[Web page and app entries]
----------
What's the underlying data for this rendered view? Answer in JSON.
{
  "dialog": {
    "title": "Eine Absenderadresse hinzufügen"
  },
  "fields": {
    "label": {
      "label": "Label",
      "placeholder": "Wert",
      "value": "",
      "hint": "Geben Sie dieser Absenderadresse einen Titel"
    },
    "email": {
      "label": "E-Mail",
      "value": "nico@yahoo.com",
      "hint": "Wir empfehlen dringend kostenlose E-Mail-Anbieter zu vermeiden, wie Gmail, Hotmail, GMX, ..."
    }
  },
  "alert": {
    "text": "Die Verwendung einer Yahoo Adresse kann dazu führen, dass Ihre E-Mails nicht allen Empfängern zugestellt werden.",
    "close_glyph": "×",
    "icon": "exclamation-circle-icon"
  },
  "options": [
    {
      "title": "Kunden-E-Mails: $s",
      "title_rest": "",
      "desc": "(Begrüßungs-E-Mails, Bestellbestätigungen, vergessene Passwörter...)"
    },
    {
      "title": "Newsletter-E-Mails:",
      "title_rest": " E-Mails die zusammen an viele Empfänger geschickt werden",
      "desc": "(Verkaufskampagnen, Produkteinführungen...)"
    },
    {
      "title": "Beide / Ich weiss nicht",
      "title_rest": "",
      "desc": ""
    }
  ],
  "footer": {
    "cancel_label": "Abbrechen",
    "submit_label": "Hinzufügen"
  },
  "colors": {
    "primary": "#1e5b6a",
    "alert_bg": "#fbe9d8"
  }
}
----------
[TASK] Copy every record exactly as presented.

[RESULT OF THIS EXERCISE]
What's the underlying data for this rendered view? Answer in JSON.
{
  "dialog": {
    "title": "Eine Absenderadresse hinzufügen"
  },
  "fields": {
    "label": {
      "label": "Label",
      "placeholder": "Wert",
      "value": "",
      "hint": "Geben Sie dieser Absenderadresse einen Titel"
    },
    "email": {
      "label": "E-Mail",
      "value": "nico@yahoo.com",
      "hint": "Wir empfehlen dringend kostenlose E-Mail-Anbieter zu vermeiden, wie Gmail, Hotmail, GMX, ..."
    }
  },
  "alert": {
    "text": "Die Verwendung einer Yahoo Adresse kann dazu führen, dass Ihre E-Mails nicht allen Empfängern zugestellt werden.",
    "close_glyph": "×",
    "icon": "exclamation-circle-icon"
  },
  "options": [
    {
      "title": "Kunden-E-Mails: $s",
      "title_rest": "",
      "desc": "(Begrüßungs-E-Mails, Bestellbestätigungen, vergessene Passwörter...)"
    },
    {
      "title": "Newsletter-E-Mails:",
      "title_rest": " E-Mails die zusammen an viele Empfänger geschickt werden",
      "desc": "(Verkaufskampagnen, Produkteinführungen...)"
    },
    {
      "title": "Beide / Ich weiss nicht",
      "title_rest": "",
      "desc": ""
    }
  ],
  "footer": {
    "cancel_label": "Abbrechen",
    "submit_label": "Hinzufügen"
  },
  "colors": {
    "primary": "#1e5b6a",
    "alert_bg": "#fbe9d8"
  }
}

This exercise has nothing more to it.